Deibel said he hopes the crisis leads to a greater role for FDA in overseeing food safety and providing more guidance to food makers.
The company, now under FBI investigation, makes only about 1 percent of U.S. peanut products.

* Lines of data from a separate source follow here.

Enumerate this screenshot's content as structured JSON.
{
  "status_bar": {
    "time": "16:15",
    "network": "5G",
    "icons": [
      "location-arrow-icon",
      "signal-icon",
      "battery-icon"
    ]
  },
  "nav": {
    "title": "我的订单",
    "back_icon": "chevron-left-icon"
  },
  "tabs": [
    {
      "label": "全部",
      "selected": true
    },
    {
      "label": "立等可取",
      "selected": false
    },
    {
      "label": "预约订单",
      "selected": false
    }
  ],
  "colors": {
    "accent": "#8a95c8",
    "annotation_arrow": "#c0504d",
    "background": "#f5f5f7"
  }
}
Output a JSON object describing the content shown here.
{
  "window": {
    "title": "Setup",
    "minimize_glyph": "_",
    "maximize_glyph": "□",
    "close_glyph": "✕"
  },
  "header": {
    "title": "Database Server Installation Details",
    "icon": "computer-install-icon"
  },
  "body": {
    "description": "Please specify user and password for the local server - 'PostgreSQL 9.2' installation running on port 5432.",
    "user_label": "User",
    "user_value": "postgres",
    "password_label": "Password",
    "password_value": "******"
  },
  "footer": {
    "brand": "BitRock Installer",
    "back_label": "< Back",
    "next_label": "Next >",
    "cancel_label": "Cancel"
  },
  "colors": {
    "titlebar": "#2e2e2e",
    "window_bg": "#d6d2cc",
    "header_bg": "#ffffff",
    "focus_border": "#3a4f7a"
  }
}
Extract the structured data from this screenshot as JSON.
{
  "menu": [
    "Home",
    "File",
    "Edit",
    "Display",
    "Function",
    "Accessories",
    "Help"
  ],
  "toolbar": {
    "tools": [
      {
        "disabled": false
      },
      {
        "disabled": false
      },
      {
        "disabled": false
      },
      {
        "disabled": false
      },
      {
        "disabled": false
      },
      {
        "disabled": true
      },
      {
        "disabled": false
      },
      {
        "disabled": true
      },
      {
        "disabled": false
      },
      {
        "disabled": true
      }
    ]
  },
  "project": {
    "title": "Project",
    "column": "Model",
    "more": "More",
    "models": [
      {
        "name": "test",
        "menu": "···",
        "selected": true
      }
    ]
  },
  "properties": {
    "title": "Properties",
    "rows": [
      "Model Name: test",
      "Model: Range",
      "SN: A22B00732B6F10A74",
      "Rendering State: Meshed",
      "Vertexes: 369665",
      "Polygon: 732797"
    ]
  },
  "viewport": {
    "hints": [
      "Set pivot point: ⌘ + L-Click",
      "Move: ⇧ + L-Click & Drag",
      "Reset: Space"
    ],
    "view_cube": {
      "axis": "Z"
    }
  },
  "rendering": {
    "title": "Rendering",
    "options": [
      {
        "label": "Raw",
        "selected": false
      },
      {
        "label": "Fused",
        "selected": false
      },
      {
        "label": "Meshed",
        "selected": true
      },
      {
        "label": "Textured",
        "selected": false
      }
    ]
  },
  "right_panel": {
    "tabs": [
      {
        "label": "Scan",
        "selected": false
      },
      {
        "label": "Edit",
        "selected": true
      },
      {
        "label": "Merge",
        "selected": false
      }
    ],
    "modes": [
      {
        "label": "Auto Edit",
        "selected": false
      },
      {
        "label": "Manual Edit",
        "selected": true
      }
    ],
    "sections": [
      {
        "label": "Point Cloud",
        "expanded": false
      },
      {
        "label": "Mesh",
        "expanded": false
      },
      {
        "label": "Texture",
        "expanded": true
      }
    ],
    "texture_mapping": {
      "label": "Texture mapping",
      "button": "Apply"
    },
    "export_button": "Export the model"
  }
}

But its ingredients are used by dozens of other food companies.
The investigation is starting to zero in on the question of who was responsible.
Stupak said he wants know how Peanut Corp. managed to sell allegedly tainted goods month after month without triggering action by state and federal health authorities.
Federal law forbids producing or shipping foods under conditions that could harm consumers' health.
The Associated Press contributed to this report.